  3. Extend Application to create a sort of global reference to DataManager. (Again, not keen on the idea of globals.)

Is that a fair summary? Is there some other healthy strategy I could use?

share|improve this question
Just a word about terminology: Java always uses pass-by-value - whether you're passing references or primitive types. Objects are never passed at all. I think I know what you mean, but using pass-by-reference is a bit of a distraction. – Jon Skeet Aug 19 '11 at 12:54
I'd prefer using the Singleton method, it's classically used for single instance classes with a global access point. – Egor Aug 19 '11 at 12:55
If you must use a Singleton, you can use an Application subclass. In my experience, it's better to avoid DAO classes in Android, and use ContentProviders. They are inherently available everywhere. – David Caunt Aug 19 '11 at 13:00
@Jon Skeet - Sorry for the confusion, I think what I am trying to describe may be simpler than my description. I just want to ensure this one object is used for as long as this file is opened, and that only one object is opened for the file. What I don't want to do, really, is use one DataManager for all files.
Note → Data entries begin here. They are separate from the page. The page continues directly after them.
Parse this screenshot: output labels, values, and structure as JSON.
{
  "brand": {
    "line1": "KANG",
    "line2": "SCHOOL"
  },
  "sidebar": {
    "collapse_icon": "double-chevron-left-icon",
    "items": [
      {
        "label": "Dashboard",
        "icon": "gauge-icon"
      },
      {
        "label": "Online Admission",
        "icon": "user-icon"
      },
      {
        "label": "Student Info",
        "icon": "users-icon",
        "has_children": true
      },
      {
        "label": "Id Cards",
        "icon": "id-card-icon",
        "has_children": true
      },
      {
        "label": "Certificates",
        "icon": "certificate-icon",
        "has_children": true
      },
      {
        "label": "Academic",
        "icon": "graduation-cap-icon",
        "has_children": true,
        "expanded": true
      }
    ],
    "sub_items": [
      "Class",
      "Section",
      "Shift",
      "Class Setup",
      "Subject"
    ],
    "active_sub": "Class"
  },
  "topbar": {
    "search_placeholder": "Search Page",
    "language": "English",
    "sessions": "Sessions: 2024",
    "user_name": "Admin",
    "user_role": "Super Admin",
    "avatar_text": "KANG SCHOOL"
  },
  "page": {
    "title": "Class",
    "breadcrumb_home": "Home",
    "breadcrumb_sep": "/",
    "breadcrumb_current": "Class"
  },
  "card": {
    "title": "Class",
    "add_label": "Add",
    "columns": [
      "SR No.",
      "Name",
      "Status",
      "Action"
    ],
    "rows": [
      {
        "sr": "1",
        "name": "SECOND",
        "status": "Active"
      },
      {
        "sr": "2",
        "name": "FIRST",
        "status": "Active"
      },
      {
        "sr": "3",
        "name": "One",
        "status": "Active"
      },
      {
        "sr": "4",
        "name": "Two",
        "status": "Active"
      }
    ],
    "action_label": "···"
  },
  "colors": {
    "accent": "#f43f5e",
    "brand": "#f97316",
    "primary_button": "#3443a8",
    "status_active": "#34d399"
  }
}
My idea is that DataManagers are garbage collected after their associated file is closed, so a DataManager only ever is concerned with one file. – Spinner Aug 19 '11 at 13:09
up vote 4 down vote accepted

Another approach would be to create a service. The first activity would start the service and bind to it, when you launch a new intent, unbind the first activity and when second activity starts, bind to the service.

This way you don't have to ever stop the service or worry about passing data between activities.

share|improve this answer
this is the best Android way to do the stuff.. It respects the android memory management strategies/concept – Emmanuel Devaux Aug 19 '11 at 14:42

Java does not have pass by reference so that option is out, I would suggest dependency injection for passing data between the activities. Otherwise definetely the singleton would be the way to go.

share|improve this answer
What sort of dependency injection are you suggesting? To be honest I hadn't realised that was an option on Android. Is it a simple option? – Spinner Aug 19 '11 at 13:24

The prescribed one is Going by implementing Parcellable interface, thats the way to pass Objects between Activities.. and the 2nd and better choice is to make a Singleton to be sure its single Object.

share|improve this answer
Would using Parcelable instead of Serializable mean just the one object is getting passed around, removing the need to pass it back to the previous activity after using it? – Spinner Aug 19 '11 at 13:31

Create your DataManager as a Singleton that implements Service. Bind the service to your application in the manifest xml (see the link), and you will have a persistent singleton your activities can access without issues.

Passing parcellable arguments can quickly get very messy if you need to get a lot of data. The singleton approach, although usually considered an anti-pattern, works like a charm in cases like these. Just remember to not create multiple singletons that interact with one another.

share|improve this answer

I would suggest using an Application Subclass. It allows you to hold a single reference to the DataManger class and is persistent as long as your app lives.

A singleton with a static field will also work, but there are some place in the documentation where it says that the content of static fields is not a safe place to store your data. As I understand static fields should persist as long as your ClassLoader stays in memory. Therefore a singleton should only vanish if the whole process leaves the memory and in that case the application class will also leave the memory, but it will call the onDestroy methods of the Application and that enables you to safely close your DataManager and persist important data to memory.

That said to your two variations.

The Android way to go would be to make your DataManager a ContentProvider. This will make it possible to access your Data from every Activity without holding a global reference. I'm not sure how you would build a caching Content Provider that stays in memory and is not reinstantiated too often.

share|improve this answer

Your Answer


By posting your answer, you agree to the privacy policy and terms of service.

Not the answer you're looking for? Browse other questions tagged or ask your own question.